» **About this task**: Retype each of the entries below exactly as written.
═════ Recorded information ═════
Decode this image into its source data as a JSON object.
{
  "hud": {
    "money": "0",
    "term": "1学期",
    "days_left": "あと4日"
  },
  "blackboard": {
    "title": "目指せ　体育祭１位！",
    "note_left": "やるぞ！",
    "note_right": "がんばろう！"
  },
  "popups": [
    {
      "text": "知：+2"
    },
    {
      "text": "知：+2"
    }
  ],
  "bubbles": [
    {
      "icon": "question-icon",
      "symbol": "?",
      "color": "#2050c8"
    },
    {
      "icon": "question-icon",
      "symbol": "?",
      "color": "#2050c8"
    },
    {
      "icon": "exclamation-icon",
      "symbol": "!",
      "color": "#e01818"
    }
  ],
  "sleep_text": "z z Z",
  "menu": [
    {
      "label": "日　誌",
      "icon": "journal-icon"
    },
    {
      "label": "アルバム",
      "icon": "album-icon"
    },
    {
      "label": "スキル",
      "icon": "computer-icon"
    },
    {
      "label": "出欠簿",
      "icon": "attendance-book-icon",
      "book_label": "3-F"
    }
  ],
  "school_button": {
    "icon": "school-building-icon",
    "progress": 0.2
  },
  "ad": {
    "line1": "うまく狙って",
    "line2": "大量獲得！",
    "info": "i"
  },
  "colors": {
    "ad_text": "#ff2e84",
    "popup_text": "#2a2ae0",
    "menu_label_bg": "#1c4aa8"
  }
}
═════
» **Completed exercise**:
Decode this image into its source data as a JSON object.
{
  "hud": {
    "money": "0",
    "term": "1学期",
    "days_left": "あと4日"
  },
  "blackboard": {
    "title": "目指せ　体育祭１位！",
    "note_left": "やるぞ！",
    "note_right": "がんばろう！"
  },
  "popups": [
    {
      "text": "知：+2"
    },
    {
      "text": "知：+2"
    }
  ],
  "bubbles": [
    {
      "icon": "question-icon",
      "symbol": "?",
      "color": "#2050c8"
    },
    {
      "icon": "question-icon",
      "symbol": "?",
      "color": "#2050c8"
    },
    {
      "icon": "exclamation-icon",
      "symbol": "!",
      "color": "#e01818"
    }
  ],
  "sleep_text": "z z Z",
  "menu": [
    {
      "label": "日　誌",
      "icon": "journal-icon"
    },
    {
      "label": "アルバム",
      "icon": "album-icon"
    },
    {
      "label": "スキル",
      "icon": "computer-icon"
    },
    {
      "label": "出欠簿",
      "icon": "attendance-book-icon",
      "book_label": "3-F"
    }
  ],
  "school_button": {
    "icon": "school-building-icon",
    "progress": 0.2
  },
  "ad": {
    "line1": "うまく狙って",
    "line2": "大量獲得！",
    "info": "i"
  },
  "colors": {
    "ad_text": "#ff2e84",
    "popup_text": "#2a2ae0",
    "menu_label_bg": "#1c4aa8"
  }
}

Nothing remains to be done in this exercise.